|International Classification||G09F13/04, G09F13/10, G03B21/00, H04N13/00|
|Cooperative Classification||G03B21/00, H04N13/0418, H04N13/0422, G09F2013/0472, G09F13/10|
|European Classification||H04N13/04B, G09F13/10, G03B21/00|
|Apr 20, 1990||FPAY||Fee payment|
Year of fee payment: 4
|Jun 21, 1994||REMI||Maintenance fee reminder mailed|
|Nov 10, 1994||FPAY||Fee payment|
Year of fee payment: 8
|Nov 10, 1994||SULP||Surcharge for late payment|
|Mar 10, 1998||AS||Assignment|
Owner name: WEINREICH, STEVE, NEW JERSEY
Free format text: ASSIGNMENT OF ASSIGNORS INTEREST;ASSIGNOR:INVENTURES, INC.;REEL/FRAME:009027/0655
Effective date: 19980107
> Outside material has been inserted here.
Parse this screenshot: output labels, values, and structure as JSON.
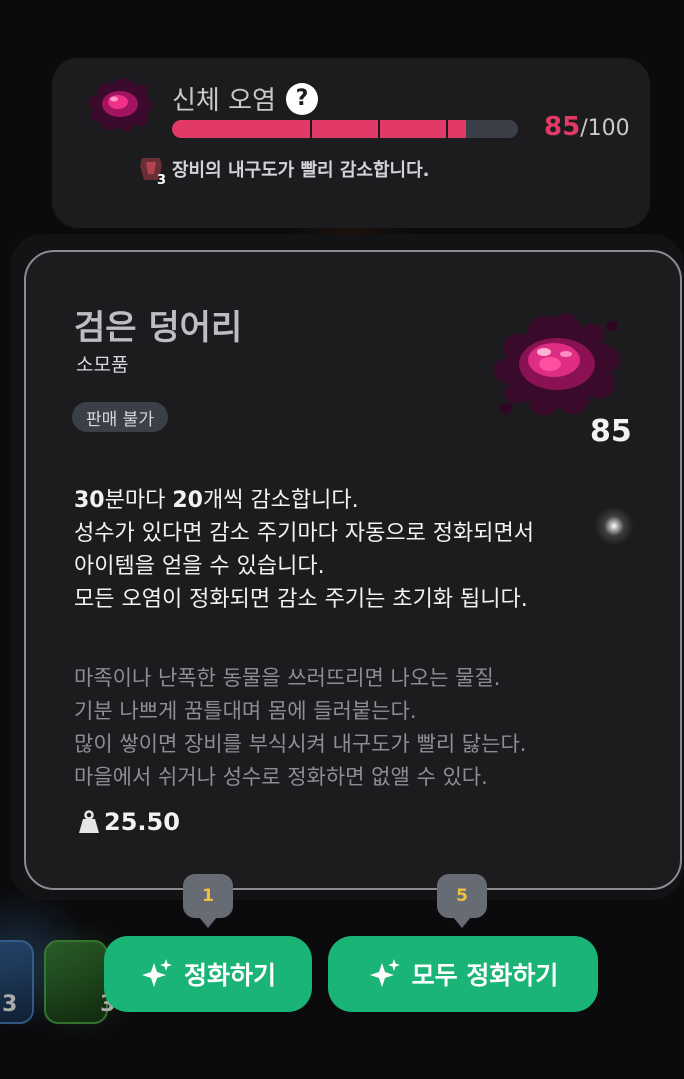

|May 5, 1998||FPAY||Fee payment|
Year of fee payment: 12